Physiologic Alarms in the ED - Time to turn down the volume.

The soundscape of the ED is chaotic - filled with voices, bodily sounds, and too frequently the constant din of patient alarms.  The problem with alarm fatigue is well known and reducing it is part of the Joint Commission's national patient safety goals.  But how frequent do alarms happen in the ED and how often do they change management?

A recent, observational study sought to answer this question.  The study setting was an urban, academic, ED with an annual census of >100,000 patients.  They spent 53 hours observing the ED during peak use and noted 1,049 individual alarms sounding during the stay of 149 monitored patients.  Of these alarms, only 8 (0.8%) prompted management changes in 5 patients.  The alarms which did prompt management changes were high blood pressure, low blood pressure, high end-tidal CO2, and tachypnea.  The most frequent individual alarm was premature ventricular contractions.  "Sensor off" alarms for oximetry and telemetry leads were the most frequent equipment associated alarms.  

This data is consistent with other ED and inpatient studies examining the burden of alarms and the rate they prompt clinicians to take action.  Some alarm best practices can help mitigate the volume:

  • Ensure the monitoring equipment is appropriate for patient size.
  • If a telemetry or SPO2 adhesive falls off, change the pad or oximetry probe.
  • If allowed by hospital and departmental guidelines, adjust the alarm paramters to fit the patient in order to improve the specificity of the alarm.
  • Participate in the hospital survey of alarming devices and work to eliminate alarms which do not pose risk to patient or staff safety.

As physiologic monitoring software improves and is combined with machine learning and artificial intelligence, physiologic alarms will be more integrated with one another to improve their overall performance.  Patterns showing risk for early decompensation will be better recognized instead of relying on individual pieces of data such as telemetry, BP, or oximetry in isolation.

Reference:  Fleischman W, Ciliberto B, Rozanski N, Parwani V, Bernstein SL. Emergency department monitor alarms rarely change clinical management: An observational study.
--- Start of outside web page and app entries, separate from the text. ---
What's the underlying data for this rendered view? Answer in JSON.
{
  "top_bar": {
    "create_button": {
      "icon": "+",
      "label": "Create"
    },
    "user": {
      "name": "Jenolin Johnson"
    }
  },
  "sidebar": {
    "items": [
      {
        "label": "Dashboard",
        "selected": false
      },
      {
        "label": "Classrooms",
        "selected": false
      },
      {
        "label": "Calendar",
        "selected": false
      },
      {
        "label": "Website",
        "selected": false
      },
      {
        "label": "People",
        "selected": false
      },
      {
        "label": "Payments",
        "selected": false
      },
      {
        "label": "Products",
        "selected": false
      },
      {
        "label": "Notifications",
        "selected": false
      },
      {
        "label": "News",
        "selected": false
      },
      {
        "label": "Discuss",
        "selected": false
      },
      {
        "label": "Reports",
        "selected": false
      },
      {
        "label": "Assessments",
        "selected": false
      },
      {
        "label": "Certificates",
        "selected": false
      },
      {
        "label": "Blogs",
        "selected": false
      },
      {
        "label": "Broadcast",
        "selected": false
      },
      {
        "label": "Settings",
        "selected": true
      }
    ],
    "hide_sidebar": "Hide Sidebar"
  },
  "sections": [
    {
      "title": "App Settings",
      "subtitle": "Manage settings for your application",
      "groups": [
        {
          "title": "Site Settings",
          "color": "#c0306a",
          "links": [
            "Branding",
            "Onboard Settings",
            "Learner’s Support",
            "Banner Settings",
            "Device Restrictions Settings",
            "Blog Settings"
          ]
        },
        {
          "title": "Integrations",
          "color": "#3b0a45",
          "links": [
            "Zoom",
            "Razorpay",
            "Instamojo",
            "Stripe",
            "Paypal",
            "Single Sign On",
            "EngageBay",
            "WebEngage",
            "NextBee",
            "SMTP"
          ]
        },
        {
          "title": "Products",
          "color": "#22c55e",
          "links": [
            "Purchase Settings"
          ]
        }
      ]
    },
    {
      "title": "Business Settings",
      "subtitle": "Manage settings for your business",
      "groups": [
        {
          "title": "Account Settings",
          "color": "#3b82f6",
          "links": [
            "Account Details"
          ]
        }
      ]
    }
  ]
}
Am J Emerg Med. July 2019:158370. doi:10.1016/j.ajem.2019.158370.